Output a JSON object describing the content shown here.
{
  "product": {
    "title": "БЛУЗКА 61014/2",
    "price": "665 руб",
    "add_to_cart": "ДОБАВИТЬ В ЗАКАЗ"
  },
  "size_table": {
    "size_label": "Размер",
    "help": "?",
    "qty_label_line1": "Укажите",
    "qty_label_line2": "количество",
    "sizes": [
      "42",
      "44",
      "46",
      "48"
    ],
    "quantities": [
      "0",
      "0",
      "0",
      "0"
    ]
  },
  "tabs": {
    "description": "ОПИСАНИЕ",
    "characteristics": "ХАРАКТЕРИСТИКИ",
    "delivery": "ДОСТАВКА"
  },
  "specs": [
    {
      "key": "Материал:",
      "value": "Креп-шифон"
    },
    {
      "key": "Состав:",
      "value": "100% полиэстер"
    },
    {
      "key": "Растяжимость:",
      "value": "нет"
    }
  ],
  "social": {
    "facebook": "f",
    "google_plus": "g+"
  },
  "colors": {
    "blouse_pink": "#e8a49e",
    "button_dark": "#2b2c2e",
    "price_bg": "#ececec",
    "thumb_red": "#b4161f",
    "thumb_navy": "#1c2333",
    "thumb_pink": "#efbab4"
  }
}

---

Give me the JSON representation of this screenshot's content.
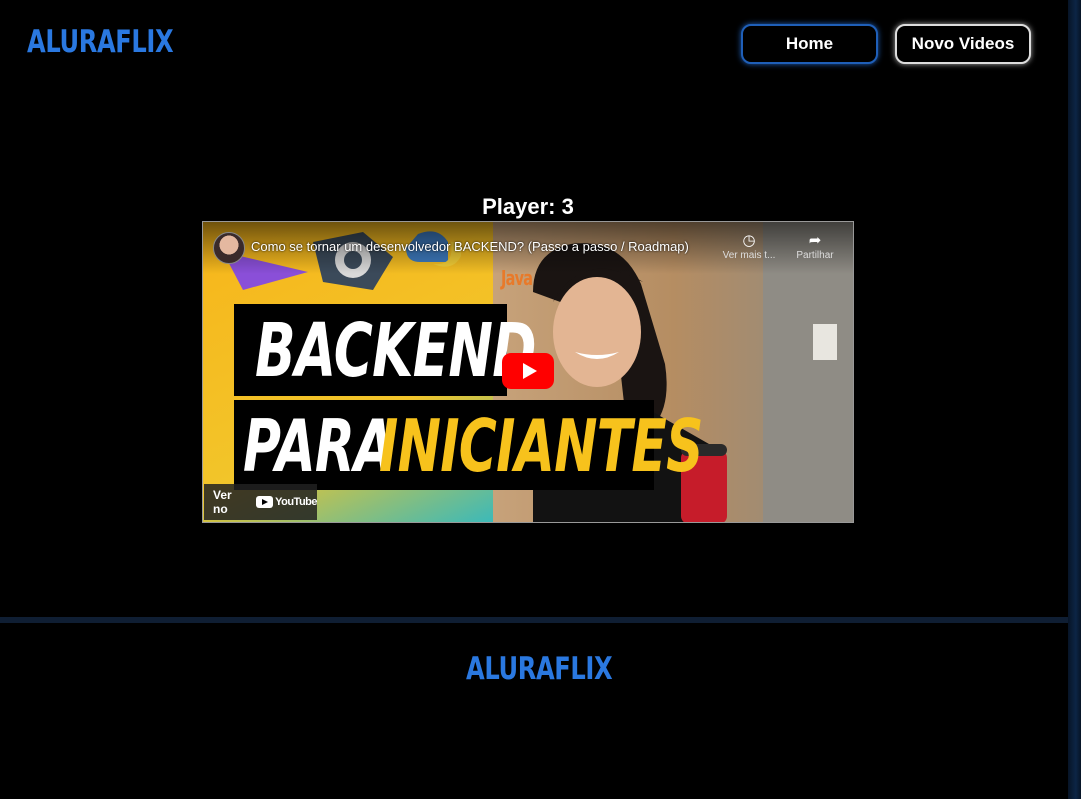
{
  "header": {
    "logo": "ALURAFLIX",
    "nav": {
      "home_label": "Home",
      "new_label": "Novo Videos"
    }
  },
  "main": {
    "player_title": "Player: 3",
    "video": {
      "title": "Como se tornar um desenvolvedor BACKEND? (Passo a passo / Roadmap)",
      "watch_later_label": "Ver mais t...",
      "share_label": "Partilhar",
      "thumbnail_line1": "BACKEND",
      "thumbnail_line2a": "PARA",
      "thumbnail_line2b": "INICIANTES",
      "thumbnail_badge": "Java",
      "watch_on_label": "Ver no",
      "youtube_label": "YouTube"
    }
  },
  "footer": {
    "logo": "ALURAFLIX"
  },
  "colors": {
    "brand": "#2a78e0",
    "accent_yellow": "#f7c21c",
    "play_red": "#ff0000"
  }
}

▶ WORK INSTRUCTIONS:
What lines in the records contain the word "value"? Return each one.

▶ EXPECTED OUTPUT:
      "value": "Креп-шифон"
      "value": "100% полиэстер"
      "value": "нет"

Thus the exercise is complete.